Writing compelling characters is not easy. Being good at it demands a deep understanding of people. One develops that through a mixture of interest, observational skill, and puzzle-solving, all of which take time to learn. It’s particularly unlikely that one will develop such understanding from a book.
I can’t give you a formula for making interesting characters. Even it it were possible, it would be a subject too complex for a blog post. Instead, the following is a few tips about avoiding the clichéd kind of characters.
We have become accustomed to visual shorthand, and video ads reveal this explicitly. I’m going to use the example of ads for mountain bikes, which are common on YouTube in cycling-related content.
The ads sell the product by promoting coolness. (Car ads do too, but we almost never see the drivers.) The message is: See this attractive individual? You can be like that, you just need one of these.
Here’s where the clichés start. We can visually show coolness in only a few ways. Bike-ad directors do it using beards and tattoos. The audience is trained to recognise cool individuals because they invariably have these features. I’ve been watching this for a while, and I challenge anyone to find an ad for off-road bikes that does not feature beards and tattoos. It seems that in popular consciousness, these alone make someone cool.
Maybe visual clichés work for video ads, but they don’t for fiction. Writers can’t stick superficial badges of clichéd characterisation on to pabulum characters and expect that to create depth. It’s hollow, fake, and unsatisfying. Yet actually a lot of writers (especially TV writers) try exactly this. They attempt characterisation using the very same overused tools that video ad producers use.
I can’t believe I’m doing this, but I’m going to illustrate this practice using the recent series Star Trek Picard. I have been a passionate Star Trek fan since the early 1970s. In my opinion, the less said about this abominable new incarnation, the better; it’s not Star Trek and it’s definitely not Picard. (I won’t be watching any more of it.) Anyway, at least this garbage contains plenty of good material for teachers and students of writing. Here I am focusing on characterisation, or rather the complete lack of it.
One of Picard’s new associates is an ex-Starfleet officer, now improbably turned buccaneer.

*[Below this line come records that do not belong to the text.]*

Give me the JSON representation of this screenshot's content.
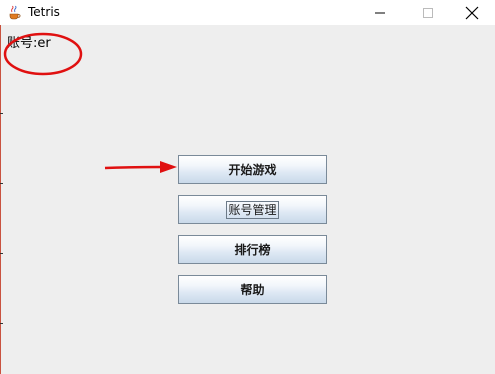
{
  "window": {
    "title": "Tetris",
    "icon": "java-coffee-icon",
    "controls": {
      "minimize_icon": "minimize-icon",
      "maximize_icon": "maximize-icon",
      "close_icon": "close-icon"
    }
  },
  "account": {
    "label": "账号:er"
  },
  "menu": {
    "start_game": "开始游戏",
    "account_manage": "账号管理",
    "leaderboard": "排行榜",
    "help": "帮助"
  },
  "colors": {
    "window_bg": "#eeeeee",
    "annotation_red": "#e01010",
    "button_border": "#7a8a99"
  }
}
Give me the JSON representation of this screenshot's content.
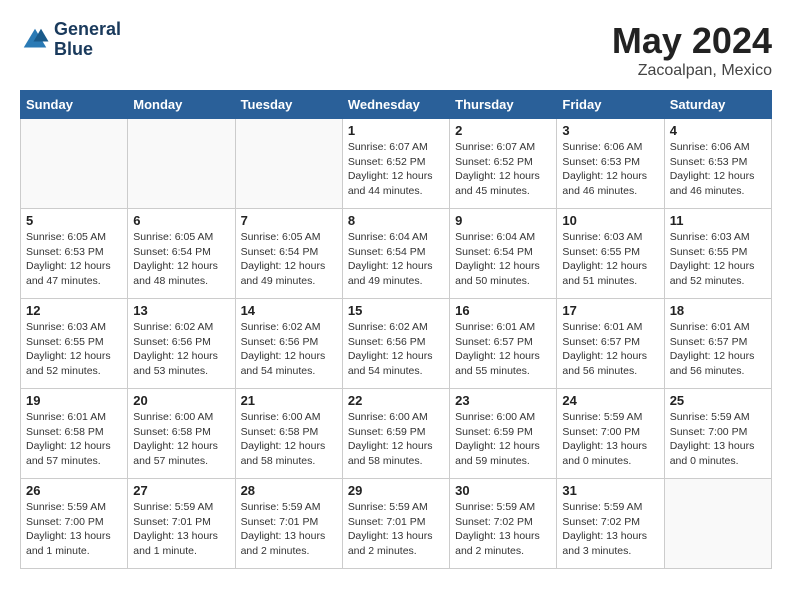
{
  "header": {
    "logo_line1": "General",
    "logo_line2": "Blue",
    "month": "May 2024",
    "location": "Zacoalpan, Mexico"
  },
  "days_of_week": [
    "Sunday",
    "Monday",
    "Tuesday",
    "Wednesday",
    "Thursday",
    "Friday",
    "Saturday"
  ],
  "weeks": [
    [
      {
        "day": "",
        "info": ""
      },
      {
        "day": "",
        "info": ""
      },
      {
        "day": "",
        "info": ""
      },
      {
        "day": "1",
        "info": "Sunrise: 6:07 AM\nSunset: 6:52 PM\nDaylight: 12 hours\nand 44 minutes."
      },
      {
        "day": "2",
        "info": "Sunrise: 6:07 AM\nSunset: 6:52 PM\nDaylight: 12 hours\nand 45 minutes."
      },
      {
        "day": "3",
        "info": "Sunrise: 6:06 AM\nSunset: 6:53 PM\nDaylight: 12 hours\nand 46 minutes."
      },
      {
        "day": "4",
        "info": "Sunrise: 6:06 AM\nSunset: 6:53 PM\nDaylight: 12 hours\nand 46 minutes."
      }
    ],
    [
      {
        "day": "5",
        "info": "Sunrise: 6:05 AM\nSunset: 6:53 PM\nDaylight: 12 hours\nand 47 minutes."
      },
      {
        "day": "6",
        "info": "Sunrise: 6:05 AM\nSunset: 6:54 PM\nDaylight: 12 hours\nand 48 minutes."
      },
      {
        "day": "7",
        "info": "Sunrise: 6:05 AM\nSunset: 6:54 PM\nDaylight: 12 hours\nand 49 minutes."
      },
      {
        "day": "8",
        "info": "Sunrise: 6:04 AM\nSunset: 6:54 PM\nDaylight: 12 hours\nand 49 minutes."
      },
      {
        "day": "9",
        "info": "Sunrise: 6:04 AM\nSunset: 6:54 PM\nDaylight: 12 hours\nand 50 minutes."
      },
      {
        "day": "10",
        "info": "Sunrise: 6:03 AM\nSunset: 6:55 PM\nDaylight: 12 hours\nand 51 minutes."
      },
      {
        "day": "11",
        "info": "Sunrise: 6:03 AM\nSunset: 6:55 PM\nDaylight: 12 hours\nand 52 minutes."
      }
    ],
    [
      {
        "day": "12",
        "info": "Sunrise: 6:03 AM\nSunset: 6:55 PM\nDaylight: 12 hours\nand 52 minutes."
      },
      {
        "day": "13",
        "info": "Sunrise: 6:02 AM\nSunset: 6:56 PM\nDaylight: 12 hours\nand 53 minutes."
      },
      {
        "day": "14",
        "info": "Sunrise: 6:02 AM\nSunset: 6:56 PM\nDaylight: 12 hours\nand 54 minutes."
      },
      {
        "day": "15",
        "info": "Sunrise: 6:02 AM\nSunset: 6:56 PM\nDaylight: 12 hours\nand 54 minutes."
      },
      {
        "day": "16",
        "info": "Sunrise: 6:01 AM\nSunset: 6:57 PM\nDaylight: 12 hours\nand 55 minutes."
      },
      {
        "day": "17",
        "info": "Sunrise: 6:01 AM\nSunset: 6:57 PM\nDaylight: 12 hours\nand 56 minutes."
      },
      {
        "day": "18",
        "info": "Sunrise: 6:01 AM\nSunset: 6:57 PM\nDaylight: 12 hours\nand 56 minutes."
      }
    ],
    [
      {
        "day": "19",
        "info": "Sunrise: 6:01 AM\nSunset: 6:58 PM\nDaylight: 12 hours\nand 57 minutes."
      },
      {
        "day": "20",
        "info": "Sunrise: 6:00 AM\nSunset: 6:58 PM\nDaylight: 12 hours\nand 57 minutes."
      },
      {
        "day": "21",
        "info": "Sunrise: 6:00 AM\nSunset: 6:58 PM\nDaylight: 12 hours\nand 58 minutes."
      },
      {
        "day": "22",
        "info": "Sunrise: 6:00 AM\nSunset: 6:59 PM\nDaylight: 12 hours\nand 58 minutes."
      },
      {
        "day": "23",
        "info": "Sunrise: 6:00 AM\nSunset: 6:59 PM\nDaylight: 12 hours\nand 59 minutes."
      },
      {
        "day": "24",
        "info": "Sunrise: 5:59 AM\nSunset: 7:00 PM\nDaylight: 13 hours\nand 0 minutes."
      },
      {
        "day": "25",
        "info": "Sunrise: 5:59 AM\nSunset: 7:00 PM\nDaylight: 13 hours\nand 0 minutes."
      }
    ],
    [
      {
        "day": "26",
        "info": "Sunrise: 5:59 AM\nSunset: 7:00 PM\nDaylight: 13 hours\nand 1 minute."
      },
      {
        "day": "27",
        "info": "Sunrise: 5:59 AM\nSunset: 7:01 PM\nDaylight: 13 hours\nand 1 minute."
      },
      {
        "day": "28",
        "info": "Sunrise: 5:59 AM\nSunset: 7:01 PM\nDaylight: 13 hours\nand 2 minutes."
      },
      {
        "day": "29",
        "info": "Sunrise: 5:59 AM\nSunset: 7:01 PM\nDaylight: 13 hours\nand 2 minutes."
      },
      {
        "day": "30",
        "info": "Sunrise: 5:59 AM\nSunset: 7:02 PM\nDaylight: 13 hours\nand 2 minutes."
      },
      {
        "day": "31",
        "info": "Sunrise: 5:59 AM\nSunset: 7:02 PM\nDaylight: 13 hours\nand 3 minutes."
      },
      {
        "day": "",
        "info": ""
      }
    ]
  ]
}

He had so little effect on me that even after 10 episodes in 2020, I did not remember his name, and had to look it up. It is apparently Christobal Rios. I had no idea, and that’s the point.
Rios is as interesting as a wax candle. He seems to have beamed-in from a mountain-bike ad. Picard sees something virtuous in him, although we never find out what. At least we know Rios is cool because he’s got the beard and tattoos. Even better, they’ve given him a cigar as well. Who smokes at the turn of the 24th century, let alone inside a spacecraft? This is so absurd that it highlights this trick for what it is, a cheap visual cliché instead of characterisation. We’re supposed to accept Rios as intriguing because he has the right look. He certainly has nothing else.

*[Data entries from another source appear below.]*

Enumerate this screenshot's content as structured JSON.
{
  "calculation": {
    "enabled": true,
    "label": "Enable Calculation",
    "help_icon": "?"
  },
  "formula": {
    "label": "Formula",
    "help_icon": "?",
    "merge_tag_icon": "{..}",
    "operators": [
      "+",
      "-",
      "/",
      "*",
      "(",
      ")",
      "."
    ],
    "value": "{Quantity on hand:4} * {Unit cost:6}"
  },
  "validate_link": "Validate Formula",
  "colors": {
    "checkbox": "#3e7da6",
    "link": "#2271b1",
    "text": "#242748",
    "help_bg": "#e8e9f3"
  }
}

And what have they done to Seven of Nine (aka Annika Hansen)? I’m going to skip all the back story, but suffice to say Seven was, when we last saw her in 2001, an extremely interesting character. She was complex and deep, and this she earned (as always) through a lot of genuine conflict and hardship in her life. She made choices and paid the price. Nineteen year later, all that depth has gone, although she may have turned lesbian.

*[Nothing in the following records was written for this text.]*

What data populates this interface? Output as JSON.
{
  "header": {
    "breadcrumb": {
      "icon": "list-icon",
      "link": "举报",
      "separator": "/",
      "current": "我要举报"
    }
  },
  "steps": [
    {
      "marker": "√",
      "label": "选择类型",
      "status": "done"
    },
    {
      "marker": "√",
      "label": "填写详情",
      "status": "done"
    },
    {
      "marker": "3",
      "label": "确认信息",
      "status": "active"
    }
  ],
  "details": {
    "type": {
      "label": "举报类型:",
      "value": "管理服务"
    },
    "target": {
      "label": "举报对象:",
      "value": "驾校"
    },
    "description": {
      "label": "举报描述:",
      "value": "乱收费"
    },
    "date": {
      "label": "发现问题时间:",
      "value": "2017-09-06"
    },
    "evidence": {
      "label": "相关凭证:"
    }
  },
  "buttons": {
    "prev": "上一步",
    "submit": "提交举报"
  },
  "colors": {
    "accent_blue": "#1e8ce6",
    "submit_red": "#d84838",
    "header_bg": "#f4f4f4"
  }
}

Not only is this inconsistent with what we previously saw of the character, it’s another cliché. I don’t care about anyone’s sexuality: people are what they are and it doesn’t matter. Whatever someone’s sexuality is, this of itself is not enough to make them interesting. Yet weak writers draw upon this from their toolbox of coolness clichés. They arbitrarily make someone homosexual who was not before, and/or gratuitously add a gay character, as if this is somehow interesting or edgy. It’s not. It’s cheap, amateurish and lazy.
Developing writers: go deeper. Phoney Mister Potato-Head features – not only beards and tattoos, also smoking, alternative sexuality, and non-white ethnicity – do not of themselves constitute characterisation. They detract from characterisation. Watch out for these and for any other cheap tricks. Using them shows that a writer is satisfied with superficiality and hasn’t done the work.